In this case, the process of recognition is similar to a university professor’s role during the final exams. The professor ‘makes’ students graduates, but this declaration has no effect on the professor, who is exercising a pre-established power. Practically speaking, certificates of good conduct do not involve reciprocal recognition but rather ‘classify’ the recognized subject as one’s counterpart.
Acknowledging other voices
Recognition, in the case of urban and rural dynamics, is a failure to acknowledge the other’s moral capacity. For a concrete example of this failure, just speak with old and new mountains inhabitants who live far from ski resorts and fast tourism. Listen to resilient Apennine communities, the protests coming from a multitude of small towns in the mountains or the complaints of local dairy farmers forced to obey the same rules as large farms down on the plains. Consider the lack of incentives and local programmes tailored to the needs of those who live and work in the mountains, or those who would like to live there. Analyse the failure of both the market and the state in providing mountainous areas with the collective assets necessary for local development and cohesion.
In the current best case scenario, mountainous areas are recognized through the asymmetric model of ‘good conduct’, offered as if a gift. A true metro-mountain model is entirely different. The recognized subject has the authority to behave according to its own will, which also has a constitutive effect on those who recognize and is, therefore, a two-way act that presupposes reciprocity. Put more simply: only by recognizing the freedom of mountainous areas can cities constitute themselves as truly free actors.
In authorizing the other to exercise their autonomy, a subject shows their own ‘capability for freedom’, their ability not to use might over right in relation to others and, therefore, to obtain, in return, recognition from them. The effect of authorization is bilateral, or metro-mountainous to be precise.

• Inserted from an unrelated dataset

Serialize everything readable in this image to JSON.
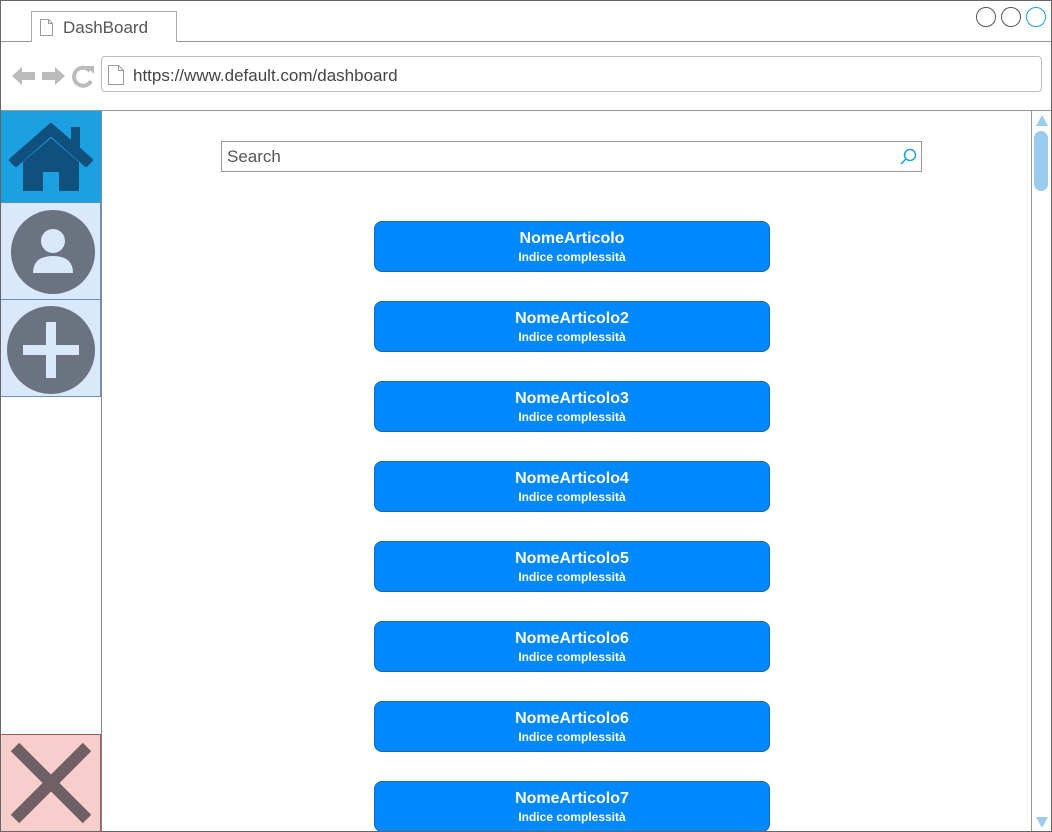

This type of recognition only makes sense if the other is able to ‘make their voice heard’ and, furthermore, able to engage in collective protest. It is the political possibility of having a voice that makes the other concretely present, as an ‘other-not-similar’. Without re-politicizing the ‘mountain issue’ and listening to the political voice of the highlands, there can be no mutual recognition between cities and mountainous areas. This is where metro-mountain policies must begin.